This may seem like a lot to remember, but by practicing these steps they will become a habit in no time. If you don’t think you’ve installed your seat correctly, check with a certified car seat technician.
Driving While Impaired
You probably think it won’t happen to you. “There is no way I’d drive drunk, especially not with my kid in the car,” you say. However, it happens. According to Mothers Against Drunk Driving, in one year, more than 120 kids are killed in car accidents as occupants of the vehicle. This doesn’t count those who are killed as pedestrians or in other cars. Also, more than 1.1. million people were arrested for driving under the influence in 2014.
Perhaps you’re at a pizza party with other parents and kids and have one extra beer, or you didn’t realize you’d have to drive your child to a friend’s house after splitting a bottle of wine with your significant other at dinner.
Some of these parents are alcoholics, perhaps highly functional, who don’t recognize the risks or are in denial about just how much it impairs their judgement and decision-making ability.
Whether it’s the one extra drink or someone struggling with alcoholism, driving drunk turns your car into a killing machine.
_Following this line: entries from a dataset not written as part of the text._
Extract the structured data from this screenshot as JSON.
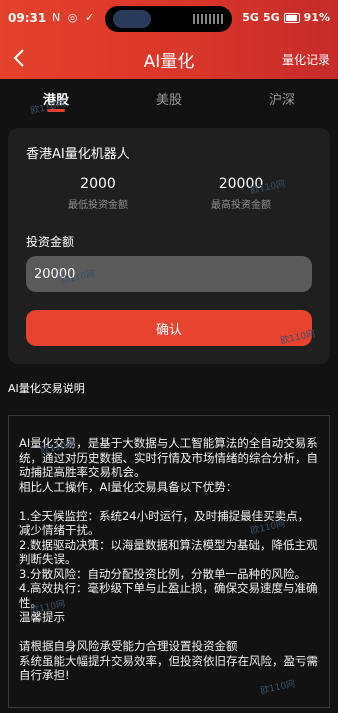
{
  "status": {
    "time": "09:31",
    "left_icons": "N ◎ ✓",
    "network": "5G",
    "network2": "5G",
    "battery": "91%"
  },
  "header": {
    "title": "AI量化",
    "right_link": "量化记录"
  },
  "tabs": [
    {
      "label": "港股",
      "active": true
    },
    {
      "label": "美股",
      "active": false
    },
    {
      "label": "沪深",
      "active": false
    }
  ],
  "card": {
    "title": "香港AI量化机器人",
    "min": {
      "value": "2000",
      "label": "最低投资金额"
    },
    "max": {
      "value": "20000",
      "label": "最高投资金额"
    },
    "amount_label": "投资金额",
    "amount_value": "20000",
    "confirm_label": "确认"
  },
  "description": {
    "heading": "AI量化交易说明",
    "lines": [
      "AI量化交易，是基于大数据与人工智能算法的全自动交易系统，通过对历史数据、实时行情及市场情绪的综合分析，自动捕捉高胜率交易机会。",
      "相比人工操作，AI量化交易具备以下优势：",
      "",
      "1.全天候监控：系统24小时运行，及时捕捉最佳买卖点，减少情绪干扰。",
      "2.数据驱动决策：以海量数据和算法模型为基础，降低主观判断失误。",
      "3.分散风险：自动分配投资比例，分散单一品种的风险。",
      "4.高效执行：毫秒级下单与止盈止损，确保交易速度与准确性。",
      "温馨提示",
      "",
      "请根据自身风险承受能力合理设置投资金额",
      "系统虽能大幅提升交易效率，但投资依旧存在风险，盈亏需自行承担!"
    ]
  },
  "watermark_text": "欧110网"
}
Be vigilant around alcohol or seek the help that you need for the sake of your children.
The explosion of smartphones and mobile devices has made parenting better in many ways. You can access homework assignments, FaceTime with Grandma, and contact parenting message boards full of advice.
In the car, however, these devices can lead to distracted driving. In 2014, 18 percent of injury-inducing crashes were caused by distracted driving. Even more mind-blowing, at any given moment in America, about 660,000 drivers are using electronic devices while the car is moving.
You may be tempted to find a video to distract your preschooler or text your spouse about dinner on the way home, but please resist the urge.
Distracted parents can also make the mistake of leaving their child in the car. It happens more than any of us would care to admit and, especially when we are out our regular routine, it could happen to anyone. Advocates for car safety recommend leaving something in the backseat like your purse or cellphone so you must check the back seat before leaving. If you leave your cellphone in the back seat, you won’t be able to text on it, so that provides a two-for-one benefit.
Being a parent is the most important job in society, so it’s no surprise it’s also the most stressful at times. Parents often say they would do anything to ensure their children are happy and healthy. However, the days are long, and in that tired, high-anxiety state, bad decisions can be made and mistakes can happen. By being mindful of car seat safety, impairment limits, and distracted driving, parents can keep their children out of danger.